=== Your instructions ===
If a line below includes the string "like", copy it.

##### Data extract

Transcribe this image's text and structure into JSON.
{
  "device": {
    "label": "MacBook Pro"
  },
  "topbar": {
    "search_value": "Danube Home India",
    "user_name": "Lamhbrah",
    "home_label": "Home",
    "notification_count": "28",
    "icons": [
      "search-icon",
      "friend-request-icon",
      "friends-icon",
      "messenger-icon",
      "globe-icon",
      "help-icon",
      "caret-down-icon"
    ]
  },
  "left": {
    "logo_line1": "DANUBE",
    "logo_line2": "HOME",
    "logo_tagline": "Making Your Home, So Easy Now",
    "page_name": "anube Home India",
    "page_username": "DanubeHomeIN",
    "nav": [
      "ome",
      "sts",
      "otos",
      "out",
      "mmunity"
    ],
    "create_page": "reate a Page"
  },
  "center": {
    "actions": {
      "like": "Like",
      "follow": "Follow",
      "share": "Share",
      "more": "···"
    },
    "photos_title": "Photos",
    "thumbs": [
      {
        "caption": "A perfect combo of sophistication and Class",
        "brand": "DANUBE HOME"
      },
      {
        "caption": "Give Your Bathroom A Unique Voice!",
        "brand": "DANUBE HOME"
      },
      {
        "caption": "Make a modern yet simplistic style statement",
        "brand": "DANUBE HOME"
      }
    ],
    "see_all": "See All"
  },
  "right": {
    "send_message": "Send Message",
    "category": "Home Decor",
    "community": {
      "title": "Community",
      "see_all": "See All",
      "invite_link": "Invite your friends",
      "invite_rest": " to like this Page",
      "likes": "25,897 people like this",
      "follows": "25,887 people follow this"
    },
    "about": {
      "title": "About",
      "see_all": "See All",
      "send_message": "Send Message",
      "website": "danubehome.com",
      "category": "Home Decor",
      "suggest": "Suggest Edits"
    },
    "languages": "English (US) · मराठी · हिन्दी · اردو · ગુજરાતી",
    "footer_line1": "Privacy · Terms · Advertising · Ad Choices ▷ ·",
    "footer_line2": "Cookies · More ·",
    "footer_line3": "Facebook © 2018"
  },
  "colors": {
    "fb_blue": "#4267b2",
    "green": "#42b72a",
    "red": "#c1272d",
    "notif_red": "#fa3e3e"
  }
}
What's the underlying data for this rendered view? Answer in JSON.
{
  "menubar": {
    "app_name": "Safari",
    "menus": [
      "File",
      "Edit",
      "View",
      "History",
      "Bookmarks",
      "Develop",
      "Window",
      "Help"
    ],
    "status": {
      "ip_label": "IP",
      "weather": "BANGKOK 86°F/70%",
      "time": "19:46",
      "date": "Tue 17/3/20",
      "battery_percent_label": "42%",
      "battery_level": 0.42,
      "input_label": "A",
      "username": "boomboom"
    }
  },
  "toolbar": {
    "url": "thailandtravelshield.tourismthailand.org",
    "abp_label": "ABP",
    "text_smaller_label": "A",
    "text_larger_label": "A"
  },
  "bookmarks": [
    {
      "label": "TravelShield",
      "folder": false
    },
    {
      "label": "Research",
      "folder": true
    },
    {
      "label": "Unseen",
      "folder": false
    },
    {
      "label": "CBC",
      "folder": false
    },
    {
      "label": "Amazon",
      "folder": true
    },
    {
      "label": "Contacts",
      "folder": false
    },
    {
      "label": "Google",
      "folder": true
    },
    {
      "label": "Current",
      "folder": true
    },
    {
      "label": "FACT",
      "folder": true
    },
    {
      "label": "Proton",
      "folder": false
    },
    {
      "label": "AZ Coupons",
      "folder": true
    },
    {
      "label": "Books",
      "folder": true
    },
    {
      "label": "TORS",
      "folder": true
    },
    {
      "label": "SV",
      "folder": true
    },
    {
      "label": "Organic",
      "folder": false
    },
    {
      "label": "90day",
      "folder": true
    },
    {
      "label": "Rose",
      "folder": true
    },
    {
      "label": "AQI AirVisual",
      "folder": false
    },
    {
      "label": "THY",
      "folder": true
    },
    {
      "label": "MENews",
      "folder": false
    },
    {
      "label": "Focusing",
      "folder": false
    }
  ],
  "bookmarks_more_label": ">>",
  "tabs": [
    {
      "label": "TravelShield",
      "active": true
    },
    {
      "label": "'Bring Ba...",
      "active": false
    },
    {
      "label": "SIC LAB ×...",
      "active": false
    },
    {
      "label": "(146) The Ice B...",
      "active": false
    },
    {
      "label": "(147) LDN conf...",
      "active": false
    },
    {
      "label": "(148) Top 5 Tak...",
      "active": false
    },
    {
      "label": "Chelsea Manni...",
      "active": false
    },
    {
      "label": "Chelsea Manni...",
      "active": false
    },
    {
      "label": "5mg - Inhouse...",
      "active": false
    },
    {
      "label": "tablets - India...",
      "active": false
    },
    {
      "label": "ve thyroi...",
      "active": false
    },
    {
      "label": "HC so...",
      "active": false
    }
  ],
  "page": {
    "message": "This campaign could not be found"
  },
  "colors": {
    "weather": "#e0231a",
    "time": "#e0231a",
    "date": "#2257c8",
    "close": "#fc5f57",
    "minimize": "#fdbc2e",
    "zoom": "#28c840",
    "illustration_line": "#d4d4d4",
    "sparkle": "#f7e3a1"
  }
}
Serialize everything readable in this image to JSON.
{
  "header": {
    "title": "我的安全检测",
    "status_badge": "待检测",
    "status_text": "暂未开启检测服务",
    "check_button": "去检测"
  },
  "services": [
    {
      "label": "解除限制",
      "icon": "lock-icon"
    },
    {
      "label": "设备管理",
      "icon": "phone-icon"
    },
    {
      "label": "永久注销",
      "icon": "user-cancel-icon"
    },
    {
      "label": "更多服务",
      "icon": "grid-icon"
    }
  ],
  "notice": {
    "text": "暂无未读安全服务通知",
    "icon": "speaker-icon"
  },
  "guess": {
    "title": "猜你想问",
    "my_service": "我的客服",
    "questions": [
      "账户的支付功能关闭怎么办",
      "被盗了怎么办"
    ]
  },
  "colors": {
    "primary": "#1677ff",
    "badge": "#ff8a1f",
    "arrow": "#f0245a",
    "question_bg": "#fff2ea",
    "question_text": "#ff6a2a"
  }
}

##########

=== Answer box ===
      "like": "Like",
      "invite_rest": " to like this Page",
      "likes": "25,897 people like this",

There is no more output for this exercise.